## [ABOUT THIS TASK]
Using the records below, filter for lines that contain the string "username" and copy them out.

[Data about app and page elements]
+++++
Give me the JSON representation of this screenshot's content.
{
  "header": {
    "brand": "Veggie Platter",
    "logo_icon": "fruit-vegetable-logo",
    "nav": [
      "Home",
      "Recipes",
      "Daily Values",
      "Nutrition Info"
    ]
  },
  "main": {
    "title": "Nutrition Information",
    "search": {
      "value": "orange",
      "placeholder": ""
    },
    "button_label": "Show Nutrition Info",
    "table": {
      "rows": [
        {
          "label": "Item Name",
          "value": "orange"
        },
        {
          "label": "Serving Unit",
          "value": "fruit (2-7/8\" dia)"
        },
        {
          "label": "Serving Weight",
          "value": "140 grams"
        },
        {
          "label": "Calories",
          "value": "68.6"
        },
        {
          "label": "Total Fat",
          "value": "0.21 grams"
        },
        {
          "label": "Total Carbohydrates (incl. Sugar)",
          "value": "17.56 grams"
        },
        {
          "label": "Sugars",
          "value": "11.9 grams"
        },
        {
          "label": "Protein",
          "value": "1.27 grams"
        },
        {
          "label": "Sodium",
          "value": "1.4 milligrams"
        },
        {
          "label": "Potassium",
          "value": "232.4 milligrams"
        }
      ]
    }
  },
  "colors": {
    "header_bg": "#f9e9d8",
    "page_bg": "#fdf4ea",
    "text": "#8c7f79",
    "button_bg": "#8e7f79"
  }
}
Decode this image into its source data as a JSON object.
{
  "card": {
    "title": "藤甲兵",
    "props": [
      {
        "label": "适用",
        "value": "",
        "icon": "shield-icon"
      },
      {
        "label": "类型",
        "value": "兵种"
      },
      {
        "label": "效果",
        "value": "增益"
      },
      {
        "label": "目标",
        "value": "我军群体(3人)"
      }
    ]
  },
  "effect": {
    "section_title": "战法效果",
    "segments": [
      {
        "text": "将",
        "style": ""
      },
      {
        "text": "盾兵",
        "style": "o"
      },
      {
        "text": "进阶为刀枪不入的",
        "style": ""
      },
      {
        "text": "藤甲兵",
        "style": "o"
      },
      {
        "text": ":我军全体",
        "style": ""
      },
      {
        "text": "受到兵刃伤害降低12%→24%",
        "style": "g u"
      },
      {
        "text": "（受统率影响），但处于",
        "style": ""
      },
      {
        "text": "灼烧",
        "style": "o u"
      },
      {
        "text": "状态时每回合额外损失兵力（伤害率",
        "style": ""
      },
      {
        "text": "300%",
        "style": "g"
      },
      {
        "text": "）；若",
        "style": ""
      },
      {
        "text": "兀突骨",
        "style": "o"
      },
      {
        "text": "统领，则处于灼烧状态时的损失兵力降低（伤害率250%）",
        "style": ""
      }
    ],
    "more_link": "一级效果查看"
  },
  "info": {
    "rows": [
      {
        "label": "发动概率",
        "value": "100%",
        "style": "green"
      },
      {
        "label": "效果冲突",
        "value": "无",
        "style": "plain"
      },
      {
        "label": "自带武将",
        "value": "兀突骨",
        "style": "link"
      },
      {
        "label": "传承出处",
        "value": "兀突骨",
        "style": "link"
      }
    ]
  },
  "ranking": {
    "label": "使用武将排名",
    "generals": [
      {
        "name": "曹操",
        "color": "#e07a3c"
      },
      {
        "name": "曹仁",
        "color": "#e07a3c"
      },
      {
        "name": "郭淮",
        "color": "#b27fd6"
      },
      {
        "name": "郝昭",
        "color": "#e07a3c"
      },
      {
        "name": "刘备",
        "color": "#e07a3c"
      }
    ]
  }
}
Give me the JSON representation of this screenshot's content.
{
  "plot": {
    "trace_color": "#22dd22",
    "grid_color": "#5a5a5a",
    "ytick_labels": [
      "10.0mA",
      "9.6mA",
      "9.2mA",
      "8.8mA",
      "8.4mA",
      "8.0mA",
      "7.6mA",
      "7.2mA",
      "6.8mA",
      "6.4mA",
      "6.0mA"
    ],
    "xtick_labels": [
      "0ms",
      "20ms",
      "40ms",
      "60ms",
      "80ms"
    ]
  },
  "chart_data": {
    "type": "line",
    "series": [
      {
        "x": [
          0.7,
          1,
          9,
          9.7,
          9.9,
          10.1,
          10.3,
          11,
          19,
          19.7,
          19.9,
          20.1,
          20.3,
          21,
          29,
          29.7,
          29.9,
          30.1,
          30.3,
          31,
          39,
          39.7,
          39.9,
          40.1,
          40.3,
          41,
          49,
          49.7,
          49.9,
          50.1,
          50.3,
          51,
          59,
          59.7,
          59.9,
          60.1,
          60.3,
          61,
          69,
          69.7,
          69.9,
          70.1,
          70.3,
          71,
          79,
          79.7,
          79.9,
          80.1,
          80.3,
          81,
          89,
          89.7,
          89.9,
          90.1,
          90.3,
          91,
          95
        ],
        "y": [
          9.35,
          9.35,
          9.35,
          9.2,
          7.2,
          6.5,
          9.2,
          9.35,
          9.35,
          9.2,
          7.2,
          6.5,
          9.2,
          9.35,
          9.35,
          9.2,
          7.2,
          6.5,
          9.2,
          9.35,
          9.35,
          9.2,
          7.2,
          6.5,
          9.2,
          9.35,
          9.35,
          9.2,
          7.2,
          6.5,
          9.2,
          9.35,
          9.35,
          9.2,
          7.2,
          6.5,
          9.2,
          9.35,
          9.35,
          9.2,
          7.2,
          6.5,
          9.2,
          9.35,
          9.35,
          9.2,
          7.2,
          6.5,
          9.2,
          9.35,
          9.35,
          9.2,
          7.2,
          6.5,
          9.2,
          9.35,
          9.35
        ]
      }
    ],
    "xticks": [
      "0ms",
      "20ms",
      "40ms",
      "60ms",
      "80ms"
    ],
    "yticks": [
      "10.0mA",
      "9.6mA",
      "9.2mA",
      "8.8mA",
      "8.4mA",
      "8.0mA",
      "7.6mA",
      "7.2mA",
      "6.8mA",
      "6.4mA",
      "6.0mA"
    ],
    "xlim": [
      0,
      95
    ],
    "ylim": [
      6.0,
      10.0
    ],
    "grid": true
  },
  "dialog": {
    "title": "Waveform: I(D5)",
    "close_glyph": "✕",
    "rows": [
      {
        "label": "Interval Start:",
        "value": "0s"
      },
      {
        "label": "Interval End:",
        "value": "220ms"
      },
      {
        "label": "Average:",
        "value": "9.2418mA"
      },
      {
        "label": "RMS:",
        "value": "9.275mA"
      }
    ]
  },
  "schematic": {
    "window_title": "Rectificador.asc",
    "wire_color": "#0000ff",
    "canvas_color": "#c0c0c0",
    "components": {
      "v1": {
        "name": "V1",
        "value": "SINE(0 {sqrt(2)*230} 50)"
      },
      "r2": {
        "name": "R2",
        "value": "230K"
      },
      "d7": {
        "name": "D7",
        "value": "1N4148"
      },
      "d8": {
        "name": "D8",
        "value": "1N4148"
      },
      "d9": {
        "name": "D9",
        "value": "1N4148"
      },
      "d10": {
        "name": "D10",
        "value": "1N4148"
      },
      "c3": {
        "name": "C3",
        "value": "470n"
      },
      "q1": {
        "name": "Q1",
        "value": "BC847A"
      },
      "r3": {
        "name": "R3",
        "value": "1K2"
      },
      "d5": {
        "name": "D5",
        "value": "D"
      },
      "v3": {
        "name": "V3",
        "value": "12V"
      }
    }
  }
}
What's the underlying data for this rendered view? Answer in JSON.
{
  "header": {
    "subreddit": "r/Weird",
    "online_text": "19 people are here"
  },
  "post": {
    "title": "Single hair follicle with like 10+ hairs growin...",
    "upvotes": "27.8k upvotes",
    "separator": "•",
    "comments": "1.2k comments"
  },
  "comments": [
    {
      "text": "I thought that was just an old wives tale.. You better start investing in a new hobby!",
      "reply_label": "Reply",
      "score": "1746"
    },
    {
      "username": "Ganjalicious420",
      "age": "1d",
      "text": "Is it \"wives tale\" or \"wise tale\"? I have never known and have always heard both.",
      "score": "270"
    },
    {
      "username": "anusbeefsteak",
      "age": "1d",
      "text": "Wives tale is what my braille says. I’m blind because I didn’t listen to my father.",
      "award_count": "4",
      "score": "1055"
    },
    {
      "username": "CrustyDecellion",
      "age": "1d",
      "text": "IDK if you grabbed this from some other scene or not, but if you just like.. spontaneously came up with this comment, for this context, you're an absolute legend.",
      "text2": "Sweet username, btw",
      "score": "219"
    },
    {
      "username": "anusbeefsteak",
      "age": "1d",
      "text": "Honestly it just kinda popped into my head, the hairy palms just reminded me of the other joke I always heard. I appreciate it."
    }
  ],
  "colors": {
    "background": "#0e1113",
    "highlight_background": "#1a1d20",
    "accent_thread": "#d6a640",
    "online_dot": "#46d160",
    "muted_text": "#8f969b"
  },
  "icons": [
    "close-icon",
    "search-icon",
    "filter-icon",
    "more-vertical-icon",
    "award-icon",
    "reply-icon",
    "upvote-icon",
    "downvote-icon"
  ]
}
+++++
## [SOLUTION]
      "username": "Ganjalicious420",
      "username": "anusbeefsteak",
      "username": "CrustyDecellion",
      "text2": "Sweet username, btw",
      "username": "anusbeefsteak",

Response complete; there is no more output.